You can turn away guests, but must not do so on a discriminatory basis. For example, you must turn away guests if you are past the Capacity Limit on the reception hall. You must also turn away guests who appear to be intoxicated or rowdy. You must turn away anyone that is not 21+ if alcohol is being served. You must not turn away guests based on their race or ethnicity or nationality. You also must not turn away a person because they are handicapped. Try to get people with wheelchairs to let you know in advance they are attending, so you can plan for them and make them feel welcome and happy.
If you have sold tickets, you must have a way to verify that tickets presented at the door are real. TicketBud is a good ticketing company for those starting out. The tickets are verifiable by Android phone.
Keep in mind that any event must meet building, safety, and fire codes. These things are set out in law. You must adhere strictly to the Capacity for a room. In figuring your capacity, be sure to allow for servers, musicians, and others. They count in the Capacity. Your stage and floor plan will have to be drawn out in advance to scale and meet all the codes. This involves having the required size of aisles and distance from doors. During an event, no exit doors may ever be locked or inoperable. Usually, you will be required to have your set-up inspected in advance by fire and safety inspectors. All structures, props, drapery, curtains, linens and decorations must meet fire codes. Do not rent or purchase such items until you know they meet fire codes. If you need any stage or platform or scaffolding, you must use a company that is specially licensed to build such temporary structures. In most locations, these structures, once erected will have to be inspected and approved by safety inspectors. If you are bringing in any lighting or additional electrical power, these should also come from licensed companies and may need to be inspected.

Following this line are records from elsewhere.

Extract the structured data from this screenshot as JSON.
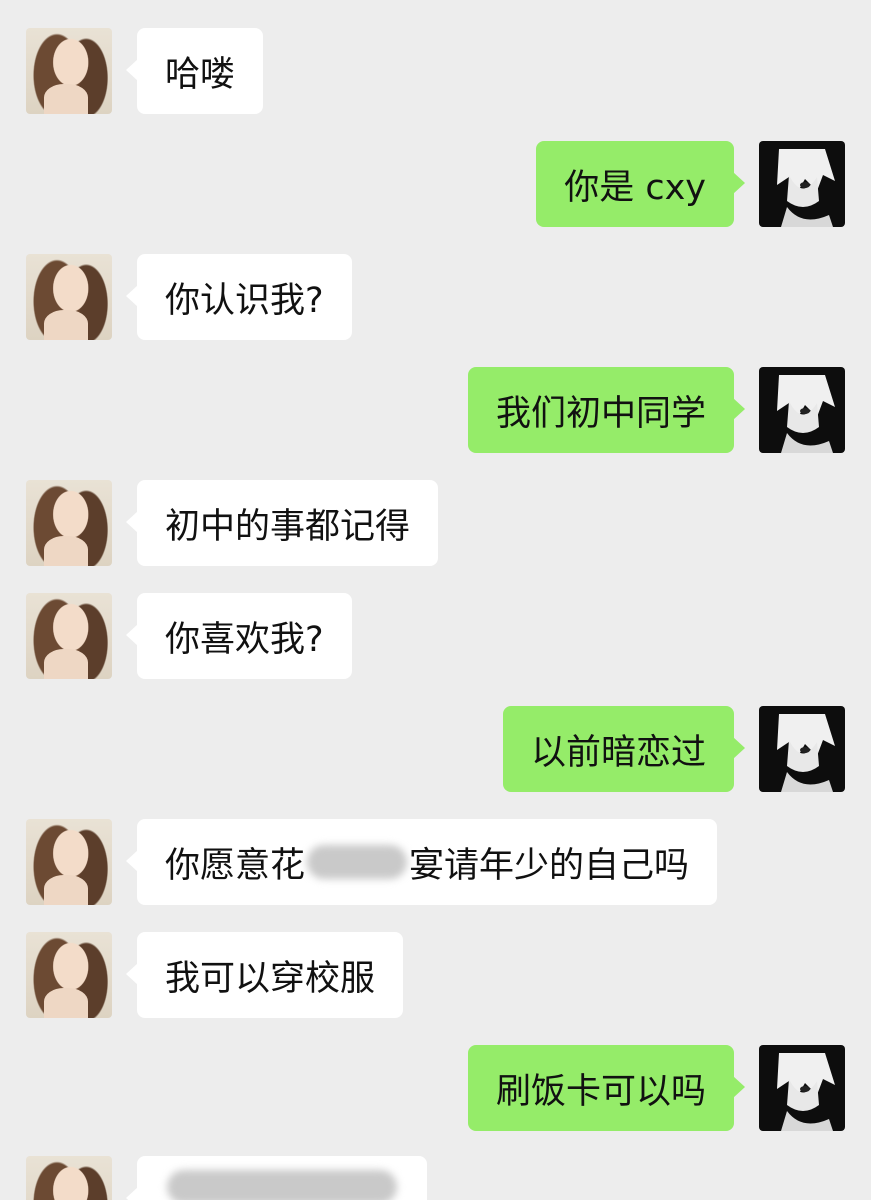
{
  "chat": {
    "messages": [
      {
        "side": "in",
        "text": "哈喽"
      },
      {
        "side": "out",
        "text": "你是 cxy"
      },
      {
        "side": "in",
        "text": "你认识我?"
      },
      {
        "side": "out",
        "text": "我们初中同学"
      },
      {
        "side": "in",
        "text": "初中的事都记得"
      },
      {
        "side": "in",
        "text": "你喜欢我?"
      },
      {
        "side": "out",
        "text": "以前暗恋过"
      },
      {
        "side": "in",
        "text_before": "你愿意花",
        "text_after": "宴请年少的自己吗"
      },
      {
        "side": "in",
        "text": "我可以穿校服"
      },
      {
        "side": "out",
        "text": "刷饭卡可以吗"
      },
      {
        "side": "in",
        "text": ""
      }
    ]
  },
  "avatars": {
    "contact": "girl-photo-avatar",
    "self": "anime-sketch-avatar"
  },
  "colors": {
    "background": "#ededed",
    "incoming_bubble": "#ffffff",
    "outgoing_bubble": "#95ec69",
    "text": "#111111"
  }
}
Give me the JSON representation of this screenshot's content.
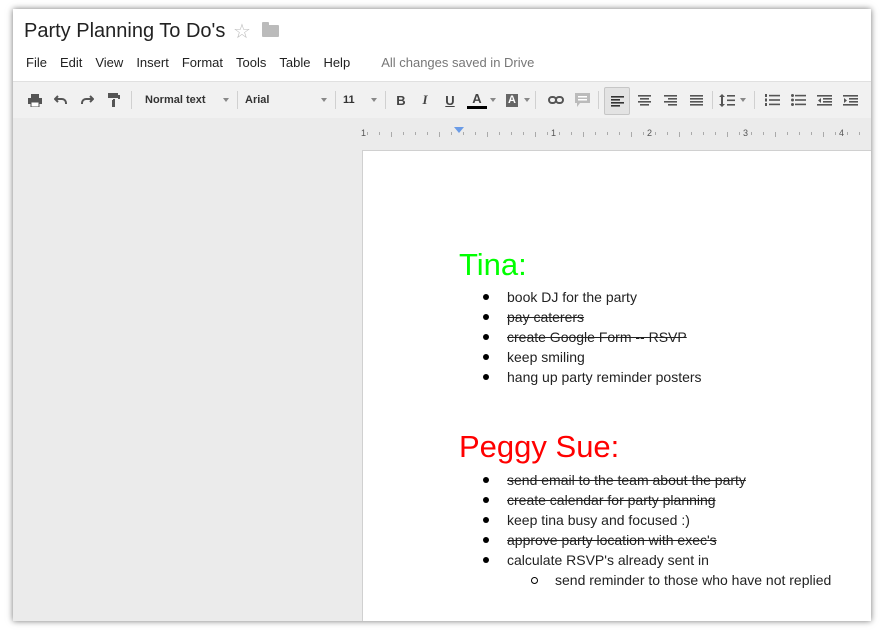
{
  "doc": {
    "title": "Party Planning To Do's",
    "save_status": "All changes saved in Drive"
  },
  "menu": [
    "File",
    "Edit",
    "View",
    "Insert",
    "Format",
    "Tools",
    "Table",
    "Help"
  ],
  "toolbar": {
    "style_label": "Normal text",
    "font_label": "Arial",
    "size_label": "11",
    "bold": "B",
    "italic": "I",
    "underline": "U",
    "text_color": "A",
    "highlight": "A"
  },
  "ruler": {
    "labels": [
      "1",
      "1",
      "2",
      "3",
      "4"
    ]
  },
  "colors": {
    "tina": "#00ff00",
    "peggy": "#ff0000"
  },
  "sections": [
    {
      "heading": "Tina:",
      "items": [
        {
          "text": "book DJ for the party",
          "done": false
        },
        {
          "text": "pay caterers",
          "done": true
        },
        {
          "text": "create Google Form -- RSVP",
          "done": true
        },
        {
          "text": "keep smiling",
          "done": false
        },
        {
          "text": "hang up party reminder posters",
          "done": false
        }
      ]
    },
    {
      "heading": "Peggy Sue:",
      "items": [
        {
          "text": "send email to the team about the party",
          "done": true
        },
        {
          "text": "create calendar for party planning",
          "done": true
        },
        {
          "text": "keep tina busy and focused :)",
          "done": false
        },
        {
          "text": "approve party location with exec's",
          "done": true
        },
        {
          "text": "calculate RSVP's already sent in",
          "done": false
        }
      ],
      "subitems": [
        {
          "text": "send reminder to those who have not replied",
          "done": false
        }
      ]
    }
  ]
}
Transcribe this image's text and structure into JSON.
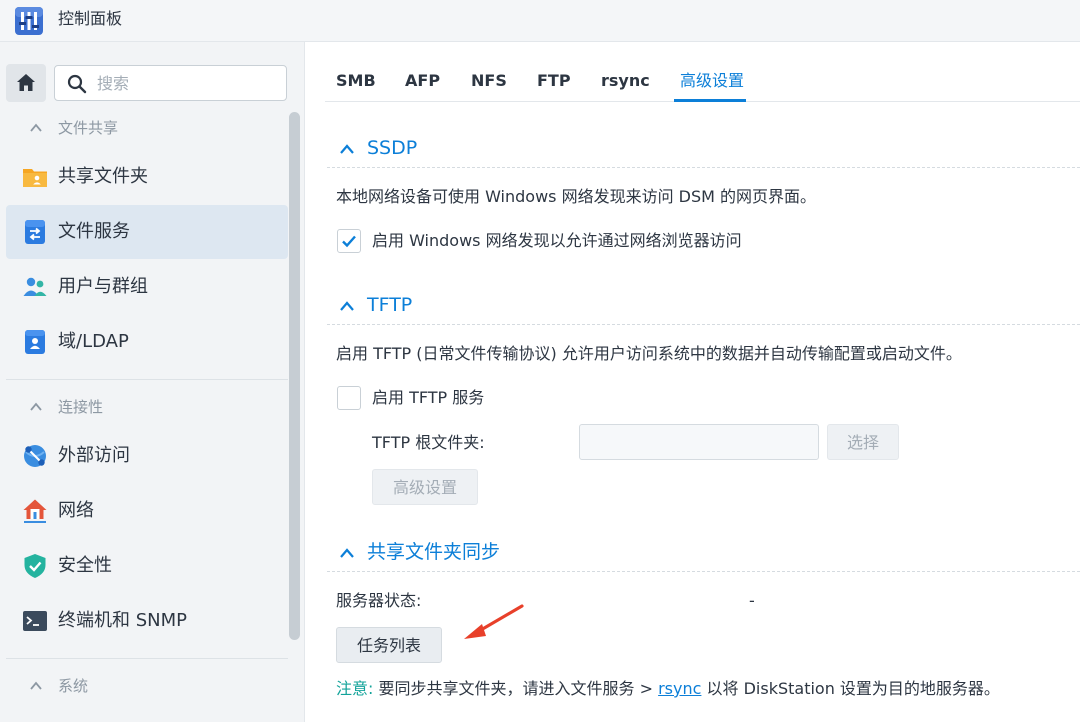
{
  "window": {
    "title": "控制面板"
  },
  "search": {
    "placeholder": "搜索"
  },
  "sidebar": {
    "groups": [
      {
        "label": "文件共享"
      },
      {
        "label": "连接性"
      },
      {
        "label": "系统"
      }
    ],
    "items": [
      {
        "label": "共享文件夹",
        "icon": "folder-user-icon"
      },
      {
        "label": "文件服务",
        "icon": "file-services-icon"
      },
      {
        "label": "用户与群组",
        "icon": "users-icon"
      },
      {
        "label": "域/LDAP",
        "icon": "domain-icon"
      },
      {
        "label": "外部访问",
        "icon": "external-access-icon"
      },
      {
        "label": "网络",
        "icon": "network-icon"
      },
      {
        "label": "安全性",
        "icon": "shield-icon"
      },
      {
        "label": "终端机和 SNMP",
        "icon": "terminal-icon"
      }
    ],
    "active_item": "文件服务"
  },
  "tabs": [
    {
      "label": "SMB"
    },
    {
      "label": "AFP"
    },
    {
      "label": "NFS"
    },
    {
      "label": "FTP"
    },
    {
      "label": "rsync"
    },
    {
      "label": "高级设置"
    }
  ],
  "active_tab": "高级设置",
  "ssdp": {
    "title": "SSDP",
    "description": "本地网络设备可使用 Windows 网络发现来访问 DSM 的网页界面。",
    "checkbox_label": "启用 Windows 网络发现以允许通过网络浏览器访问",
    "checked": true
  },
  "tftp": {
    "title": "TFTP",
    "description": "启用 TFTP (日常文件传输协议) 允许用户访问系统中的数据并自动传输配置或启动文件。",
    "checkbox_label": "启用 TFTP 服务",
    "checked": false,
    "root_folder_label": "TFTP 根文件夹:",
    "root_folder_value": "",
    "select_button": "选择",
    "advanced_button": "高级设置"
  },
  "sync": {
    "title": "共享文件夹同步",
    "status_label": "服务器状态:",
    "status_value": "-",
    "task_list_button": "任务列表",
    "note_label": "注意:",
    "note_text_before": "要同步共享文件夹，请进入文件服务 > ",
    "note_link": "rsync",
    "note_text_after": " 以将 DiskStation 设置为目的地服务器。"
  },
  "colors": {
    "accent": "#0c7fd8",
    "note": "#12a39a",
    "arrow": "#e8402a"
  }
}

Some reception halls, especially those associated with a hotel or convention center, may have union workers. If this is the case, then the union workers must do all the work, even such things as moving things and setting up tables and chairs. In such places, you may be required to pay a union electrician or projectionist to oversee your show. Ask the venue, they will know.
Reception halls should have whatever licenses are required of them, and these usually require such things as smoke detectors, fire alarms, fire extinguishers, sprinkler systems, exit doors that are unlocked and unblocked, exit signs, flame resistant furnishings, kitchen safety, safety certificates for kitchen workers, alcohol licensing, alcohol server licensing, a certain number of toilets, handicap accessibility, a certain number of parking spaces onsite, possibly additional parking offsite, and many other requirements. Once you realize all the hall owner has gone through to be safe and legal, you may understand why they are so picky about what goes on in their place.
Keep in mind that many organized groups hold events at reception halls and sell tickets in advance. Think of proms, church events, social organizations, local sports leagues. If you run such an event, you can make tickets only available to the members of the group and their guests. It is best to sell such tickets in advance, so you are not dealing with people at the door and unsure if they are invited guests, and also to be sure you have enough money to pay for the event. If you run an event this way, you may not need an entertainment license. You will still be subject to all the safety laws and alcohol laws, as well as rules set down by the hall owner. Most hall owners also require insurance, but many are able to put such events under their insurance and have you sign a rider. This is a good system if it is available to you. Such insurance coverage usually costs a few hundred dollars on up, depending on the type of event and how many will attend.
After all this information, I hope you can see that it is possible to sell tickets for an event at a reception hall, but that it requires some financial start-up money and a lot of attention to detail.